• **Directions for this task**: For each line of the data below, copy it if it holds the word "Delivery".

─── Material for this task

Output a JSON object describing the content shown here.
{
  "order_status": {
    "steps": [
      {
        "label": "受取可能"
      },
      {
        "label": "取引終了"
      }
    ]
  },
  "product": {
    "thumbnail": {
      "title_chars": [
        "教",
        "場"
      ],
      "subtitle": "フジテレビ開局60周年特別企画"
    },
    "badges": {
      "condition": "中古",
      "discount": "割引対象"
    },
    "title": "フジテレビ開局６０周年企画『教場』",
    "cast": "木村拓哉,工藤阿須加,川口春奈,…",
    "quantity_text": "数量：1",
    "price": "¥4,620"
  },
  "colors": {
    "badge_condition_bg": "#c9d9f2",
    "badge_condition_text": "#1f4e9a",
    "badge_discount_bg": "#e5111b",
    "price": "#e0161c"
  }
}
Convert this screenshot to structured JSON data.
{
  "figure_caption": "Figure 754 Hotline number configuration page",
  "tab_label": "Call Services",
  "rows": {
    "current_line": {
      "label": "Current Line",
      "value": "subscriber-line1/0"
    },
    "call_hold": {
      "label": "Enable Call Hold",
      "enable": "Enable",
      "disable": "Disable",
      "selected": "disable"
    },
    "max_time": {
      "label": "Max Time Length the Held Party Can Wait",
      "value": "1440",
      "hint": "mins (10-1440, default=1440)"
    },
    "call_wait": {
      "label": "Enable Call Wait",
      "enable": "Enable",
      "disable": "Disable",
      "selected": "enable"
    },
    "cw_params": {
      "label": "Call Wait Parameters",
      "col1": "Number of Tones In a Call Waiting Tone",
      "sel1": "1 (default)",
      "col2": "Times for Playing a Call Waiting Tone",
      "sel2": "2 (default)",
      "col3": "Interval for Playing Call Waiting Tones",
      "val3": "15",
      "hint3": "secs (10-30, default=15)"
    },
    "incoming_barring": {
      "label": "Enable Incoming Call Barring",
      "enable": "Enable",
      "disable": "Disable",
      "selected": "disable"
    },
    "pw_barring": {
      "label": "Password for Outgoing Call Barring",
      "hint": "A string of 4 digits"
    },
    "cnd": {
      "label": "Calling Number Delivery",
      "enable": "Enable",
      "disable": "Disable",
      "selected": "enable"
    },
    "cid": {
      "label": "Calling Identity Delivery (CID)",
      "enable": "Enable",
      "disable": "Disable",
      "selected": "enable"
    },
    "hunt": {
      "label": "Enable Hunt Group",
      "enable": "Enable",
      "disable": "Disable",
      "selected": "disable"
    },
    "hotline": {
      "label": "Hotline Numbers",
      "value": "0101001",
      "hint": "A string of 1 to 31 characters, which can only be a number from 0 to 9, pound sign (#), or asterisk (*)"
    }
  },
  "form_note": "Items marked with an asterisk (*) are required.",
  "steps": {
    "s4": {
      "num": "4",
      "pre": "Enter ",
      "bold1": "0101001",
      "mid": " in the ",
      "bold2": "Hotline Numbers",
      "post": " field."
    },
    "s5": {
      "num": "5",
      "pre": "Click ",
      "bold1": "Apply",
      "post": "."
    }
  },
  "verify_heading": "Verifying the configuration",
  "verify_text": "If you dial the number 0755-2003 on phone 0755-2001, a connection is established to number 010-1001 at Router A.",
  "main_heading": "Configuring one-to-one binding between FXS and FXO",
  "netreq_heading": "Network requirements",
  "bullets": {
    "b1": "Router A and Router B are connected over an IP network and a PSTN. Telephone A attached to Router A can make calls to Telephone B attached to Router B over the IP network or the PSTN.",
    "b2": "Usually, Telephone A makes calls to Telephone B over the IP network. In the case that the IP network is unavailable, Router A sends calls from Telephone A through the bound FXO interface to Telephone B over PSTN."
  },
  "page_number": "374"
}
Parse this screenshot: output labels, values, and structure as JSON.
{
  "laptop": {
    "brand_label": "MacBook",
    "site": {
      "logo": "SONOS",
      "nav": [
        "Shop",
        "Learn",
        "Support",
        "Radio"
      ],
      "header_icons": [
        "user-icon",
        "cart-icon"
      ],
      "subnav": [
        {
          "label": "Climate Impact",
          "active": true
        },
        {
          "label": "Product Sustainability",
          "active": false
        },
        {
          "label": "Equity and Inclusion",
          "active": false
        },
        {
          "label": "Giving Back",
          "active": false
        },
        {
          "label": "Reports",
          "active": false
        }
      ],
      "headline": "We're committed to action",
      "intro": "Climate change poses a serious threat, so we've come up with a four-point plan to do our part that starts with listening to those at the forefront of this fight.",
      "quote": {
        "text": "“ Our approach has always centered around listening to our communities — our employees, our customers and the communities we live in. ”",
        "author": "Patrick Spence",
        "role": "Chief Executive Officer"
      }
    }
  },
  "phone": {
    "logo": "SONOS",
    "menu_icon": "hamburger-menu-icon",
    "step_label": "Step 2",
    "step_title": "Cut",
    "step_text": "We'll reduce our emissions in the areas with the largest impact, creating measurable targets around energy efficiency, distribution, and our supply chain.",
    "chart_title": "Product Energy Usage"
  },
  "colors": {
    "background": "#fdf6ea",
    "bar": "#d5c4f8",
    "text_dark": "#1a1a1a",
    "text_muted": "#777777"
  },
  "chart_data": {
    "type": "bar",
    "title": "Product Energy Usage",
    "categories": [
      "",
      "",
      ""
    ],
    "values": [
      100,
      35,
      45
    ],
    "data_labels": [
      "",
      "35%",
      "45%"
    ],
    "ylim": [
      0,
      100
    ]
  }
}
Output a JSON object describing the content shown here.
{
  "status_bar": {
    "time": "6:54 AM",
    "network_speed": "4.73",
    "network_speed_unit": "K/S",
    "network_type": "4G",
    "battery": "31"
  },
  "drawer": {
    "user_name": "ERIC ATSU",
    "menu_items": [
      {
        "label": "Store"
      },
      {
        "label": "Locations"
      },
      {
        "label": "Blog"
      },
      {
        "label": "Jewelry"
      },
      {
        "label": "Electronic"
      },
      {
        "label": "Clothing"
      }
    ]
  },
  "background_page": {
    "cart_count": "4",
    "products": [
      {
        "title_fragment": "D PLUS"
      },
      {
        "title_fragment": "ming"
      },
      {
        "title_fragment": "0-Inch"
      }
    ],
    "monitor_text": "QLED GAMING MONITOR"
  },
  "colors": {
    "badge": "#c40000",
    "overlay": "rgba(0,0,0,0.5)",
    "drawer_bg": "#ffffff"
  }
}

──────

• **Reply**:
      "label": "Calling Number Delivery",
      "label": "Calling Identity Delivery (CID)",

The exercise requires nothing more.